* _TASK DETAILS_
Across the records, count every line that includes "structured" and give the number by itself.

* _MATERIAL PROVIDED_
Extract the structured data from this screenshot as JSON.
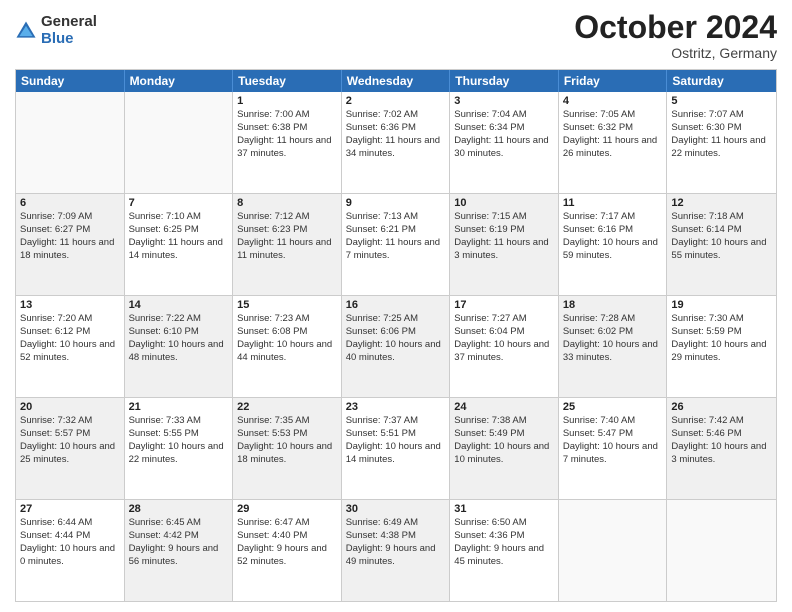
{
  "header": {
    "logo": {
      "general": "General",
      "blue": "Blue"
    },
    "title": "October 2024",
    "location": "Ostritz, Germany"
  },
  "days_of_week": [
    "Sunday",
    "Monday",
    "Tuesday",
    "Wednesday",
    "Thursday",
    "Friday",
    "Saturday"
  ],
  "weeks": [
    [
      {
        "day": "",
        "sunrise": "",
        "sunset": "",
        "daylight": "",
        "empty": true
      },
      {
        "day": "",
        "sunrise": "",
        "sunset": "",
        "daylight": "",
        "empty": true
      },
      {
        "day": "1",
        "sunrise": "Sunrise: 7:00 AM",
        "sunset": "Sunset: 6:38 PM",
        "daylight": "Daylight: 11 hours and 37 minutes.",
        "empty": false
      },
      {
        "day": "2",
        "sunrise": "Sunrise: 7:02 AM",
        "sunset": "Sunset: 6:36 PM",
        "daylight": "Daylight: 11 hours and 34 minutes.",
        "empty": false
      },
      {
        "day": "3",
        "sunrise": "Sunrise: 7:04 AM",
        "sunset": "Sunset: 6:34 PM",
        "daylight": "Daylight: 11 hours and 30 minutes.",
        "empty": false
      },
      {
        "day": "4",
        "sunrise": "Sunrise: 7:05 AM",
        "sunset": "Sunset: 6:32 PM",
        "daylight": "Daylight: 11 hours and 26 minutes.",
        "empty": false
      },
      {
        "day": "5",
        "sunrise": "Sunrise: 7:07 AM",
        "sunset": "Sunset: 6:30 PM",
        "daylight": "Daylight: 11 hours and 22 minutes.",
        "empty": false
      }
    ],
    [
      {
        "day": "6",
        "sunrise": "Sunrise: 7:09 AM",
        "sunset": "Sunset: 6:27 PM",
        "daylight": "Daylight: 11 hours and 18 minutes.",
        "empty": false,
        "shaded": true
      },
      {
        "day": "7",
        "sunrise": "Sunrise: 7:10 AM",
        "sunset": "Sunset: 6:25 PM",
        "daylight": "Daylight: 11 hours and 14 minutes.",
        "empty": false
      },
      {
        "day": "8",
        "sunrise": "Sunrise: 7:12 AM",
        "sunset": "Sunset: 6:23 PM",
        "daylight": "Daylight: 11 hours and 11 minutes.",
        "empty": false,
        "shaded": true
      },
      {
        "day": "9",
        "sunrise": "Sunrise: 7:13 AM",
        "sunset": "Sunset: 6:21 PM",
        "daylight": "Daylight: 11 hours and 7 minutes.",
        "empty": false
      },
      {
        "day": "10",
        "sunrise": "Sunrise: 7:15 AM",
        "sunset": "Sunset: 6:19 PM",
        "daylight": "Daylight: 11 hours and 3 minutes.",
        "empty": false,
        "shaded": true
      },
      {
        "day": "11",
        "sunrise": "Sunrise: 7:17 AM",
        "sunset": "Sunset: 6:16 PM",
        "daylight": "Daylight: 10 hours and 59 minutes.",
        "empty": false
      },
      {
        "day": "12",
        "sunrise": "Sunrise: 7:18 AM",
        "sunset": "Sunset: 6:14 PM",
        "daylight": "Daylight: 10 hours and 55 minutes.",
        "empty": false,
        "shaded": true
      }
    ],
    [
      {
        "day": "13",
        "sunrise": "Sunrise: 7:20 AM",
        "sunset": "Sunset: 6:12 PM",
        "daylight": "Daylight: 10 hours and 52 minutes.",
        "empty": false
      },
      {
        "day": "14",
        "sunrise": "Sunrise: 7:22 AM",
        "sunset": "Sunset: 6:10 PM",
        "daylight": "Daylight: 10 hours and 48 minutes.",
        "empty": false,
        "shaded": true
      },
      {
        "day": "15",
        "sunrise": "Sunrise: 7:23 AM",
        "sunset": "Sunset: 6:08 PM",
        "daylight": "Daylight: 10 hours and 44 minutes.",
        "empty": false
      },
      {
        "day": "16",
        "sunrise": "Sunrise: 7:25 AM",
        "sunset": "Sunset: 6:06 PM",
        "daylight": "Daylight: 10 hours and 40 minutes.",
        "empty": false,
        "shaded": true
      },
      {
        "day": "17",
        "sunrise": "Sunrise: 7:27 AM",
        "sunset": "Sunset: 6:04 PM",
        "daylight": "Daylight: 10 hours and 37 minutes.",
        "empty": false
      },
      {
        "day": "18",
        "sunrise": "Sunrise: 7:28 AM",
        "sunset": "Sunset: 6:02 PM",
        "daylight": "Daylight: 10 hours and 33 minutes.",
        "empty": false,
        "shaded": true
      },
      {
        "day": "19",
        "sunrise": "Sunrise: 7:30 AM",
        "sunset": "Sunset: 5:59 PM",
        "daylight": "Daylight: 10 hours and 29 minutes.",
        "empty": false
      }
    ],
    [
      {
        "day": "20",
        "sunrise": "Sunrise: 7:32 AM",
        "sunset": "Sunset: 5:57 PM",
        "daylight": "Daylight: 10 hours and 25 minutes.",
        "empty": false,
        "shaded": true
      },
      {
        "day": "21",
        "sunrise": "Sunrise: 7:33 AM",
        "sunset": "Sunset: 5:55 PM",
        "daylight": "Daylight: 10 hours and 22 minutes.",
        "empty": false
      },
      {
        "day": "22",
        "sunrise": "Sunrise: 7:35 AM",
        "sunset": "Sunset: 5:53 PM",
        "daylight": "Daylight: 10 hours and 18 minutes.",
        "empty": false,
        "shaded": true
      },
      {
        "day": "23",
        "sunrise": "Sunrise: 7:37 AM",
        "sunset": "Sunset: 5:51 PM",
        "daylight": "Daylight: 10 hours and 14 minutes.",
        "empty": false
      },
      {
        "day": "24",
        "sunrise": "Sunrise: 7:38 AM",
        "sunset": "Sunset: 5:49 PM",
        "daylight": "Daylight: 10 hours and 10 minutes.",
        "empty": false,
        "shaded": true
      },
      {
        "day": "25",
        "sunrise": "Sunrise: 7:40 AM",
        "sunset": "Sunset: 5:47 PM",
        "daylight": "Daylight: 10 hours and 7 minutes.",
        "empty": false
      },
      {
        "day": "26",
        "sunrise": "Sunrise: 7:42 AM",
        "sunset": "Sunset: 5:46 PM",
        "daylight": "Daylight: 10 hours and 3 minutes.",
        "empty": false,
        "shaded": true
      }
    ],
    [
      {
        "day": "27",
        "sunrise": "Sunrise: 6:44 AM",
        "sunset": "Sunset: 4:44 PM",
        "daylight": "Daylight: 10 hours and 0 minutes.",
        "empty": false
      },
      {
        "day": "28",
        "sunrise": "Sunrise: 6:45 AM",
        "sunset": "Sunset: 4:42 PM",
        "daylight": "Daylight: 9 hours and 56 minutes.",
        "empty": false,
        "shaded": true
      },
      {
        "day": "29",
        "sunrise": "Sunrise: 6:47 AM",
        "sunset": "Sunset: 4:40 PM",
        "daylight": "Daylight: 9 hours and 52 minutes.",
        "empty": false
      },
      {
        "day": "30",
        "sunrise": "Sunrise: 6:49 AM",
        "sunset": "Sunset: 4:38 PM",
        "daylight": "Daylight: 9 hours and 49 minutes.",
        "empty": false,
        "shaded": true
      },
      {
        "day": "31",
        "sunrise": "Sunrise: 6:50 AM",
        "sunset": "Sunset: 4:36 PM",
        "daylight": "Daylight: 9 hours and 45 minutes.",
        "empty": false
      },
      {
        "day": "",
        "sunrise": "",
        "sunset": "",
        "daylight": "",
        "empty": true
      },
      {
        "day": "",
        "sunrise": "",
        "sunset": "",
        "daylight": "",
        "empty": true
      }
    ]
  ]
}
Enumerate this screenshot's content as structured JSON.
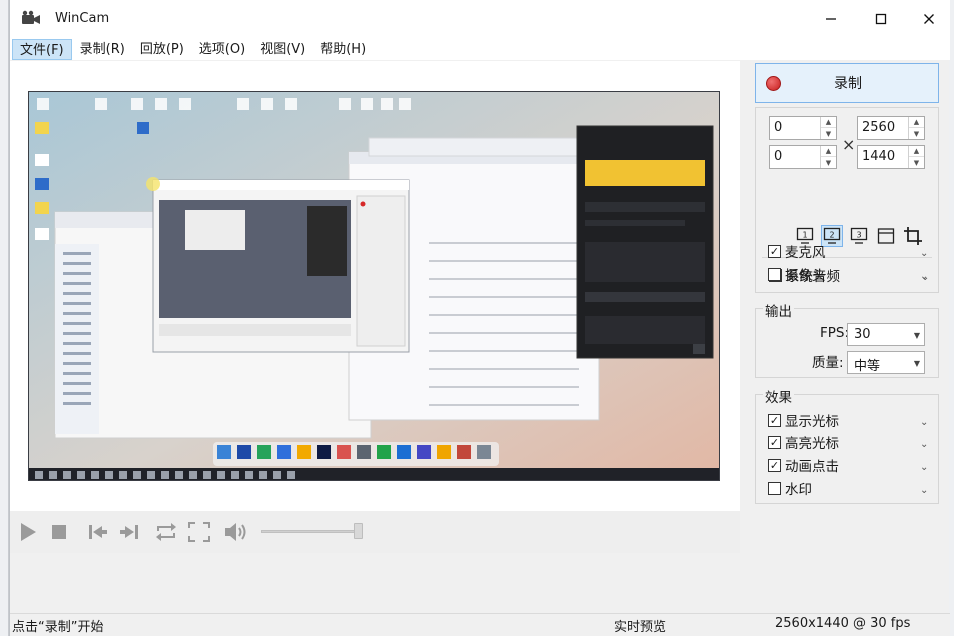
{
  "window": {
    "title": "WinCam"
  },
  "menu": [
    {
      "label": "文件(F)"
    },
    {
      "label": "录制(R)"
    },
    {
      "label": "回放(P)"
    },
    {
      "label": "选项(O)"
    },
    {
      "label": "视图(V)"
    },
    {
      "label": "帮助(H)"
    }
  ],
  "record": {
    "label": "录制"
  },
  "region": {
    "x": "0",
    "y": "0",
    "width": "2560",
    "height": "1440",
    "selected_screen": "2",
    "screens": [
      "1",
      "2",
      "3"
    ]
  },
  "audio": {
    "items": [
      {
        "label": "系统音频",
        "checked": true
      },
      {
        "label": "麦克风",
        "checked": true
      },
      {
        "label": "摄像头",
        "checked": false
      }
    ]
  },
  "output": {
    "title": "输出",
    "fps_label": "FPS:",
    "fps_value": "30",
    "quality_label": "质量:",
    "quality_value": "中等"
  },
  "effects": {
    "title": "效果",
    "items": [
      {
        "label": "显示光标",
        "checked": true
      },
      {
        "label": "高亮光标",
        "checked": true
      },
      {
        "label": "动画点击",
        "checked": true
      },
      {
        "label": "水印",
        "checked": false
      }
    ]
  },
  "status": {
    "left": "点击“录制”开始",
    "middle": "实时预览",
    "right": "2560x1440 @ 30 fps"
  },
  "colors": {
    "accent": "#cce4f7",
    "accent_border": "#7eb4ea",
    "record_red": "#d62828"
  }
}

* _SOLUTION TO THIS EXERCISE_
2